*** MATERIAL SHOWN ***

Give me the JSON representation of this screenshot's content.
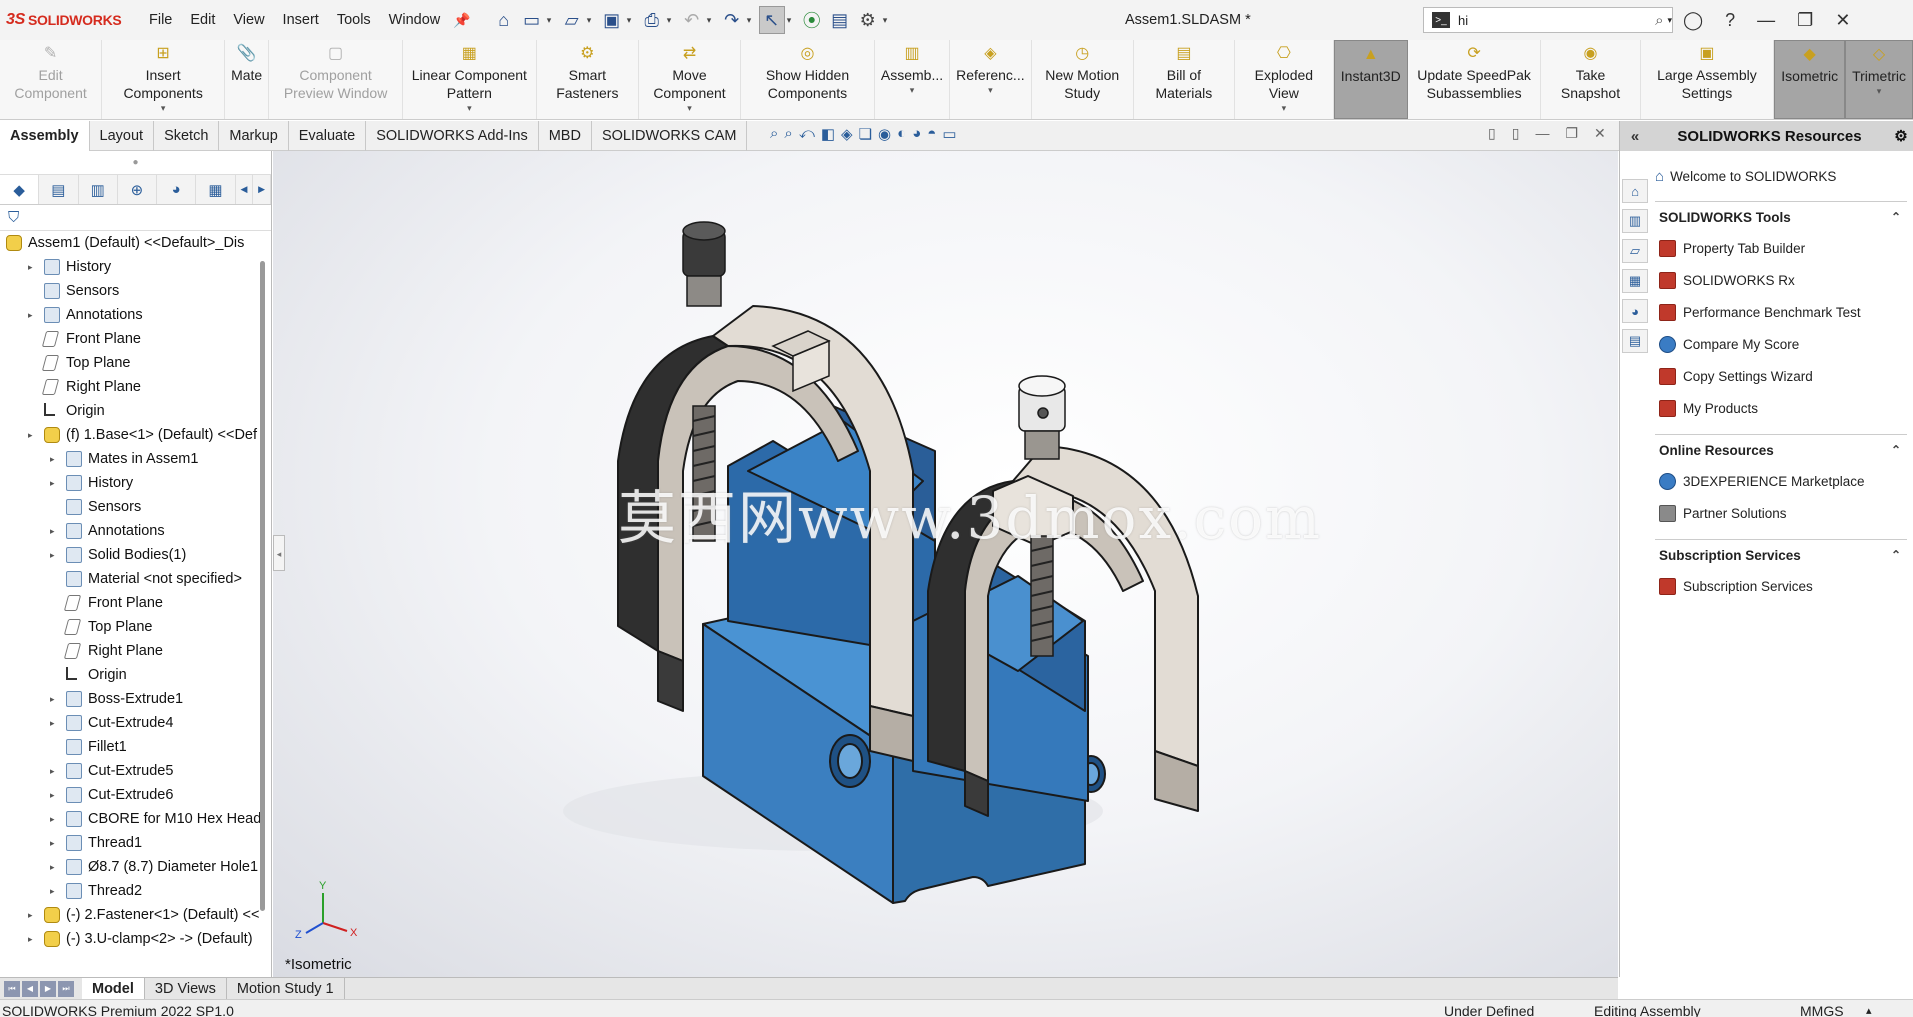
{
  "app": {
    "logo_text": "SOLIDWORKS",
    "document_title": "Assem1.SLDASM *"
  },
  "menu": [
    "File",
    "Edit",
    "View",
    "Insert",
    "Tools",
    "Window"
  ],
  "search": {
    "value": "hi"
  },
  "command_manager": [
    {
      "label": "Edit Component",
      "disabled": true
    },
    {
      "label": "Insert Components"
    },
    {
      "label": "Mate"
    },
    {
      "label": "Component Preview Window",
      "disabled": true
    },
    {
      "label": "Linear Component Pattern"
    },
    {
      "label": "Smart Fasteners"
    },
    {
      "label": "Move Component"
    },
    {
      "label": "Show Hidden Components"
    },
    {
      "label": "Assemb..."
    },
    {
      "label": "Referenc..."
    },
    {
      "label": "New Motion Study"
    },
    {
      "label": "Bill of Materials"
    },
    {
      "label": "Exploded View"
    },
    {
      "label": "Instant3D",
      "active": true
    },
    {
      "label": "Update SpeedPak Subassemblies"
    },
    {
      "label": "Take Snapshot"
    },
    {
      "label": "Large Assembly Settings"
    },
    {
      "label": "Isometric",
      "active": true
    },
    {
      "label": "Trimetric",
      "active": true
    }
  ],
  "command_tabs": [
    "Assembly",
    "Layout",
    "Sketch",
    "Markup",
    "Evaluate",
    "SOLIDWORKS Add-Ins",
    "MBD",
    "SOLIDWORKS CAM"
  ],
  "feature_tree": [
    {
      "label": "Assem1 (Default) <<Default>_Dis",
      "level": 0,
      "icon": "asm",
      "expand": false
    },
    {
      "label": "History",
      "level": 1,
      "icon": "box",
      "expand": true
    },
    {
      "label": "Sensors",
      "level": 1,
      "icon": "box",
      "expand": false
    },
    {
      "label": "Annotations",
      "level": 1,
      "icon": "box",
      "expand": true
    },
    {
      "label": "Front Plane",
      "level": 1,
      "icon": "plane",
      "expand": false
    },
    {
      "label": "Top Plane",
      "level": 1,
      "icon": "plane",
      "expand": false
    },
    {
      "label": "Right Plane",
      "level": 1,
      "icon": "plane",
      "expand": false
    },
    {
      "label": "Origin",
      "level": 1,
      "icon": "origin",
      "expand": false
    },
    {
      "label": "(f) 1.Base<1> (Default) <<Def",
      "level": 1,
      "icon": "asm",
      "expand": true
    },
    {
      "label": "Mates in Assem1",
      "level": 2,
      "icon": "box",
      "expand": true
    },
    {
      "label": "History",
      "level": 2,
      "icon": "box",
      "expand": true
    },
    {
      "label": "Sensors",
      "level": 2,
      "icon": "box",
      "expand": false
    },
    {
      "label": "Annotations",
      "level": 2,
      "icon": "box",
      "expand": true
    },
    {
      "label": "Solid Bodies(1)",
      "level": 2,
      "icon": "box",
      "expand": true
    },
    {
      "label": "Material <not specified>",
      "level": 2,
      "icon": "box",
      "expand": false
    },
    {
      "label": "Front Plane",
      "level": 2,
      "icon": "plane",
      "expand": false
    },
    {
      "label": "Top Plane",
      "level": 2,
      "icon": "plane",
      "expand": false
    },
    {
      "label": "Right Plane",
      "level": 2,
      "icon": "plane",
      "expand": false
    },
    {
      "label": "Origin",
      "level": 2,
      "icon": "origin",
      "expand": false
    },
    {
      "label": "Boss-Extrude1",
      "level": 2,
      "icon": "box",
      "expand": true
    },
    {
      "label": "Cut-Extrude4",
      "level": 2,
      "icon": "box",
      "expand": true
    },
    {
      "label": "Fillet1",
      "level": 2,
      "icon": "box",
      "expand": false
    },
    {
      "label": "Cut-Extrude5",
      "level": 2,
      "icon": "box",
      "expand": true
    },
    {
      "label": "Cut-Extrude6",
      "level": 2,
      "icon": "box",
      "expand": true
    },
    {
      "label": "CBORE for M10 Hex Head",
      "level": 2,
      "icon": "box",
      "expand": true
    },
    {
      "label": "Thread1",
      "level": 2,
      "icon": "box",
      "expand": true
    },
    {
      "label": "Ø8.7 (8.7) Diameter Hole1",
      "level": 2,
      "icon": "box",
      "expand": true
    },
    {
      "label": "Thread2",
      "level": 2,
      "icon": "box",
      "expand": true
    },
    {
      "label": "(-) 2.Fastener<1> (Default) <<",
      "level": 1,
      "icon": "asm",
      "expand": true
    },
    {
      "label": "(-) 3.U-clamp<2> -> (Default)",
      "level": 1,
      "icon": "asm",
      "expand": true
    }
  ],
  "viewport": {
    "watermark": "莫西网www.3dmox.com",
    "view_name": "*Isometric",
    "triad": {
      "x": "X",
      "y": "Y",
      "z": "Z"
    },
    "colors": {
      "base": "#3f86c8",
      "clamp": "#ded8d0",
      "dark": "#2f2f2f"
    }
  },
  "task_pane": {
    "title": "SOLIDWORKS Resources",
    "welcome": "Welcome to SOLIDWORKS",
    "sections": [
      {
        "title": "SOLIDWORKS Tools",
        "items": [
          "Property Tab Builder",
          "SOLIDWORKS Rx",
          "Performance Benchmark Test",
          "Compare My Score",
          "Copy Settings Wizard",
          "My Products"
        ]
      },
      {
        "title": "Online Resources",
        "items": [
          "3DEXPERIENCE Marketplace",
          "Partner Solutions"
        ]
      },
      {
        "title": "Subscription Services",
        "items": [
          "Subscription Services"
        ]
      }
    ]
  },
  "bottom_tabs": [
    "Model",
    "3D Views",
    "Motion Study 1"
  ],
  "status": {
    "product": "SOLIDWORKS Premium 2022 SP1.0",
    "state": "Under Defined",
    "mode": "Editing Assembly",
    "units": "MMGS"
  }
}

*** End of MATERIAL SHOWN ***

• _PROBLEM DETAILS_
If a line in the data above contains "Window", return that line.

• _EXERCISE ANSWER_
    "Window"
      "label": "Component Preview Window",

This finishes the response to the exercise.